What would their attack move be?
G: Probably talk to you about Bitcoin while the kids spray Modelo in your eyes.
T: Andrew would have psychoanalysis. Tom would use The way of the Peaceful Warrior. Push when they pull/pull when they push…
“earning a living through skateboarding in any way is a huge privilege and I have no issue getting in where I fit in.”
What are the benefits and downsides of having some team riders also work for the brand?
G: I think it keeps everyone motivated that we’re all involved because we can’t blame it on anyone else. However, it’s annoying that I can’t blame it on anyone else when I have to say no to the good homie.
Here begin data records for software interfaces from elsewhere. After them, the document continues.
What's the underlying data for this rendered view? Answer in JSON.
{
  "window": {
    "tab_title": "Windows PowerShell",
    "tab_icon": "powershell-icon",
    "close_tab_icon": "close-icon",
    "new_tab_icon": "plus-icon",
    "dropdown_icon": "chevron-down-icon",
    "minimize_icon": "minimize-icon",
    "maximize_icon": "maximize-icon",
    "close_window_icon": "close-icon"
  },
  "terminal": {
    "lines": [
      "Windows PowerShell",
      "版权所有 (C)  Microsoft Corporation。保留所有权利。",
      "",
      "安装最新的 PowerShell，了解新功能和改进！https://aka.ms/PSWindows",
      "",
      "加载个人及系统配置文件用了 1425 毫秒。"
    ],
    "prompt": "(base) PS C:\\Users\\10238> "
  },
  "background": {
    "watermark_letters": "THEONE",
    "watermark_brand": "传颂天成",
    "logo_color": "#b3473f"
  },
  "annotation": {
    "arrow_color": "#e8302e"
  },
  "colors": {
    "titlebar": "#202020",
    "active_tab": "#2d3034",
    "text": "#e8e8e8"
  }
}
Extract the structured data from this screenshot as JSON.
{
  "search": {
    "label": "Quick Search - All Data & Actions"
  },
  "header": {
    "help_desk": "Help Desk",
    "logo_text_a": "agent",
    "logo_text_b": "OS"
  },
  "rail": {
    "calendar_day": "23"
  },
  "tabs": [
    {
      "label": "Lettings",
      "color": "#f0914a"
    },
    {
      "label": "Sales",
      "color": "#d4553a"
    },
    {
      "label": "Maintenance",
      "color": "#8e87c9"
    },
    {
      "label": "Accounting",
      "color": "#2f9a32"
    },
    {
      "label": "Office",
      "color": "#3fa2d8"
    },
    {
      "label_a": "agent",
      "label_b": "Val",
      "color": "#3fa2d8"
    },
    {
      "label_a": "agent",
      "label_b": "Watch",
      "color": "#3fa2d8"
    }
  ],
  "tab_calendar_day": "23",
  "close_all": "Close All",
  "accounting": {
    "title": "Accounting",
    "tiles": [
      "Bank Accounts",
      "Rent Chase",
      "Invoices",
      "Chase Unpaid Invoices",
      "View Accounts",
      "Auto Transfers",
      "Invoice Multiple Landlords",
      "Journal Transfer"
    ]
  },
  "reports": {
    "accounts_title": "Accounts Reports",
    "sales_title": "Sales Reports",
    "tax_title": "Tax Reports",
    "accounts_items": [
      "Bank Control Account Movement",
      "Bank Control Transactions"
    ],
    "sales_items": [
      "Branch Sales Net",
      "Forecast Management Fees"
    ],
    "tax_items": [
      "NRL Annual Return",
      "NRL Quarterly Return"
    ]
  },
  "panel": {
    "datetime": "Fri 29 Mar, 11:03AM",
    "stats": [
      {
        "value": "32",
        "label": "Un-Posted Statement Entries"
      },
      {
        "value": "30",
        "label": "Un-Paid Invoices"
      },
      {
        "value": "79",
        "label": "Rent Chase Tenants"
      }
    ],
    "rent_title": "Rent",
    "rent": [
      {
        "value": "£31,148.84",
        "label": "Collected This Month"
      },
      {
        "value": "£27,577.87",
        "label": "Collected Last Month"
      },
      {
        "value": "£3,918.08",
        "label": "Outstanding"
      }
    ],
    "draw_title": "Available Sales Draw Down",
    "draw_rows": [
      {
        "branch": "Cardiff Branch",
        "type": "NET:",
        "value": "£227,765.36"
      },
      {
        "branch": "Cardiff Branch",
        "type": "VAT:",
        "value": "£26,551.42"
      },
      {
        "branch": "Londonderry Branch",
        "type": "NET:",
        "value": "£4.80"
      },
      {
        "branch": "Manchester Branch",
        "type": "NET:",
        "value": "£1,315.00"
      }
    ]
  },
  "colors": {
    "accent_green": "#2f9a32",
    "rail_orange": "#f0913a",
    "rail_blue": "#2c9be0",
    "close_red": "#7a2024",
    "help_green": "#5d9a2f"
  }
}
T: I was never going to be a ‘career skater’ obviously. I think I’ve said it before, but doing this for work just allows me the freedom to still skate when I can, and be involved with something I actually like doing. Not that I’m passionate about sales, but earning a living through skateboarding in any way is a huge privilege and I have no issue getting in where I fit in. The negative side is that because a lot is on me, and I care so much, I’m constantly worried I will fuck something up and blow this whole thing for all of us.
Trevor, have you ever got mad at Grant and told him he’s giving you Jamie Thomas vibes?
T: Yes, I’ve definitely gotten mad at Grant haha. None of us give off The Chief type energy. I can be pretty intense, so if anything it’s the other way around. We find a way to make it work, or maybe they just find a way to tune me out.
Grant, what’s the worst part of being the boss?
G: [laughs] It’s hard to say no to your friends but sometimes ya gotta for the big picture. I think Trevor would like it if I was more Jamie Thomas energy. For the record, Tom K says Jamie Thomas is chill.
Is it hard to get in the mindset to go film and land tricks after sitting in an office at a desk all day?
G: You’ll have to ask Trevor. Trevor’s warm-up is insane [laughs]. He’s got all the gadgets. Tell ‘em, Bone.
T: Recently I was trying a trick, and right before I popped I literally thought, “Oh shit I forgot to respond to (blank) about (blank)”. Something kind of sketchy happened, I got all freaked out, focused on my board, and immediately regretted it.
Physically, I’m in my 30s, I’ve been abusing my body in various ways for 25 years now and have had two knee surgeries, so it takes a bit of preparation to get the ol’ engine running.
Does wheelbase even matter?
G: I honestly didn’t know what it was until like two years ago. People are all about it. Thank god that most of our team is picky about that so that I don’t have to pay attention.
T: I think it’s funny that there seem to be two completely different types of skaters. People who are super into their set-ups and all the little details, or like people who DO NOT even want to know.
I tend to overanalyze in general, so naturally, wheelbase does matter to me. Truth is that every little thing on your setup can affect your skating in some way, but at the end of the day it’s nothing but a piece of wood with some skates on it, man. So it’s really just a matter of if you care to pay attention or not.
Grant have you ever given yourself a pro board? When can we expect one in shops?
G: [laughs] I have not. I’m still too young.
T: I’m trying to figure out how to surprise Grant with a pro board without him knowing. I love when my friends go pro as fuck.